**EXERCISE MATERIALS**:
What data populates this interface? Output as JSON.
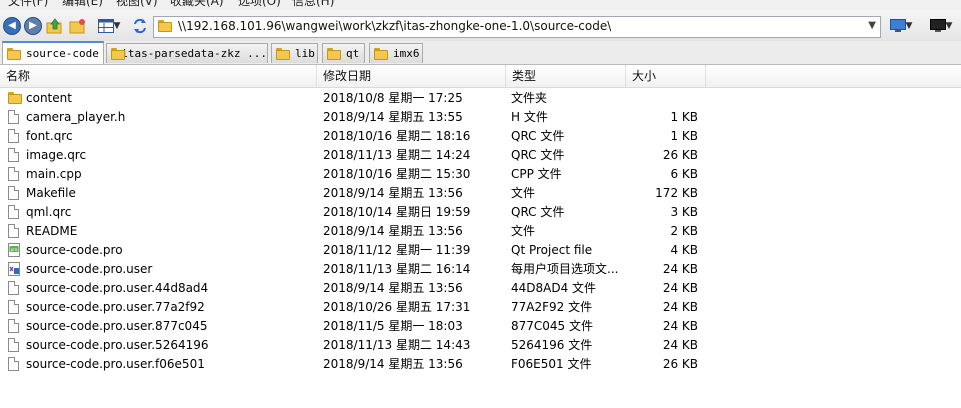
{
  "menu": [
    "文件(F)",
    "编辑(E)",
    "视图(V)",
    "收藏夹(A)",
    "选项(O)",
    "信息(H)"
  ],
  "address": {
    "path": "\\\\192.168.101.96\\wangwei\\work\\zkzf\\itas-zhongke-one-1.0\\source-code\\"
  },
  "tabs": [
    {
      "label": "source-code"
    },
    {
      "label": "itas-parsedata-zkz ..."
    },
    {
      "label": "lib"
    },
    {
      "label": "qt"
    },
    {
      "label": "imx6"
    }
  ],
  "columns": {
    "name": "名称",
    "date": "修改日期",
    "type": "类型",
    "size": "大小"
  },
  "files": [
    {
      "name": "content",
      "date": "2018/10/8 星期一 17:25",
      "type": "文件夹",
      "size": "",
      "icon": "folder-icon"
    },
    {
      "name": "camera_player.h",
      "date": "2018/9/14 星期五 13:55",
      "type": "H 文件",
      "size": "1 KB",
      "icon": "file-icon"
    },
    {
      "name": "font.qrc",
      "date": "2018/10/16 星期二 18:16",
      "type": "QRC 文件",
      "size": "1 KB",
      "icon": "file-icon"
    },
    {
      "name": "image.qrc",
      "date": "2018/11/13 星期二 14:24",
      "type": "QRC 文件",
      "size": "26 KB",
      "icon": "file-icon"
    },
    {
      "name": "main.cpp",
      "date": "2018/10/16 星期二 15:30",
      "type": "CPP 文件",
      "size": "6 KB",
      "icon": "file-icon"
    },
    {
      "name": "Makefile",
      "date": "2018/9/14 星期五 13:56",
      "type": "文件",
      "size": "172 KB",
      "icon": "file-icon"
    },
    {
      "name": "qml.qrc",
      "date": "2018/10/14 星期日 19:59",
      "type": "QRC 文件",
      "size": "3 KB",
      "icon": "file-icon"
    },
    {
      "name": "README",
      "date": "2018/9/14 星期五 13:56",
      "type": "文件",
      "size": "2 KB",
      "icon": "file-icon"
    },
    {
      "name": "source-code.pro",
      "date": "2018/11/12 星期一 11:39",
      "type": "Qt Project file",
      "size": "4 KB",
      "icon": "qt-project-icon"
    },
    {
      "name": "source-code.pro.user",
      "date": "2018/11/13 星期二 16:14",
      "type": "每用户项目选项文...",
      "size": "24 KB",
      "icon": "xml-user-icon"
    },
    {
      "name": "source-code.pro.user.44d8ad4",
      "date": "2018/9/14 星期五 13:56",
      "type": "44D8AD4 文件",
      "size": "24 KB",
      "icon": "file-icon"
    },
    {
      "name": "source-code.pro.user.77a2f92",
      "date": "2018/10/26 星期五 17:31",
      "type": "77A2F92 文件",
      "size": "24 KB",
      "icon": "file-icon"
    },
    {
      "name": "source-code.pro.user.877c045",
      "date": "2018/11/5 星期一 18:03",
      "type": "877C045 文件",
      "size": "24 KB",
      "icon": "file-icon"
    },
    {
      "name": "source-code.pro.user.5264196",
      "date": "2018/11/13 星期二 14:43",
      "type": "5264196 文件",
      "size": "24 KB",
      "icon": "file-icon"
    },
    {
      "name": "source-code.pro.user.f06e501",
      "date": "2018/9/14 星期五 13:56",
      "type": "F06E501 文件",
      "size": "26 KB",
      "icon": "file-icon"
    }
  ]
}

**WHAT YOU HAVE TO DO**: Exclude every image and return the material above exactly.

**RESPONSE BELOW**:
What data populates this interface? Output as JSON.
{
  "menu": [
    "文件(F)",
    "编辑(E)",
    "视图(V)",
    "收藏夹(A)",
    "选项(O)",
    "信息(H)"
  ],
  "address": {
    "path": "\\\\192.168.101.96\\wangwei\\work\\zkzf\\itas-zhongke-one-1.0\\source-code\\"
  },
  "tabs": [
    {
      "label": "source-code"
    },
    {
      "label": "itas-parsedata-zkz ..."
    },
    {
      "label": "lib"
    },
    {
      "label": "qt"
    },
    {
      "label": "imx6"
    }
  ],
  "columns": {
    "name": "名称",
    "date": "修改日期",
    "type": "类型",
    "size": "大小"
  },
  "files": [
    {
      "name": "content",
      "date": "2018/10/8 星期一 17:25",
      "type": "文件夹",
      "size": "",
      "icon": "folder-icon"
    },
    {
      "name": "camera_player.h",
      "date": "2018/9/14 星期五 13:55",
      "type": "H 文件",
      "size": "1 KB",
      "icon": "file-icon"
    },
    {
      "name": "font.qrc",
      "date": "2018/10/16 星期二 18:16",
      "type": "QRC 文件",
      "size": "1 KB",
      "icon": "file-icon"
    },
    {
      "name": "image.qrc",
      "date": "2018/11/13 星期二 14:24",
      "type": "QRC 文件",
      "size": "26 KB",
      "icon": "file-icon"
    },
    {
      "name": "main.cpp",
      "date": "2018/10/16 星期二 15:30",
      "type": "CPP 文件",
      "size": "6 KB",
      "icon": "file-icon"
    },
    {
      "name": "Makefile",
      "date": "2018/9/14 星期五 13:56",
      "type": "文件",
      "size": "172 KB",
      "icon": "file-icon"
    },
    {
      "name": "qml.qrc",
      "date": "2018/10/14 星期日 19:59",
      "type": "QRC 文件",
      "size": "3 KB",
      "icon": "file-icon"
    },
    {
      "name": "README",
      "date": "2018/9/14 星期五 13:56",
      "type": "文件",
      "size": "2 KB",
      "icon": "file-icon"
    },
    {
      "name": "source-code.pro",
      "date": "2018/11/12 星期一 11:39",
      "type": "Qt Project file",
      "size": "4 KB",
      "icon": "qt-project-icon"
    },
    {
      "name": "source-code.pro.user",
      "date": "2018/11/13 星期二 16:14",
      "type": "每用户项目选项文...",
      "size": "24 KB",
      "icon": "xml-user-icon"
    },
    {
      "name": "source-code.pro.user.44d8ad4",
      "date": "2018/9/14 星期五 13:56",
      "type": "44D8AD4 文件",
      "size": "24 KB",
      "icon": "file-icon"
    },
    {
      "name": "source-code.pro.user.77a2f92",
      "date": "2018/10/26 星期五 17:31",
      "type": "77A2F92 文件",
      "size": "24 KB",
      "icon": "file-icon"
    },
    {
      "name": "source-code.pro.user.877c045",
      "date": "2018/11/5 星期一 18:03",
      "type": "877C045 文件",
      "size": "24 KB",
      "icon": "file-icon"
    },
    {
      "name": "source-code.pro.user.5264196",
      "date": "2018/11/13 星期二 14:43",
      "type": "5264196 文件",
      "size": "24 KB",
      "icon": "file-icon"
    },
    {
      "name": "source-code.pro.user.f06e501",
      "date": "2018/9/14 星期五 13:56",
      "type": "F06E501 文件",
      "size": "26 KB",
      "icon": "file-icon"
    }
  ]
}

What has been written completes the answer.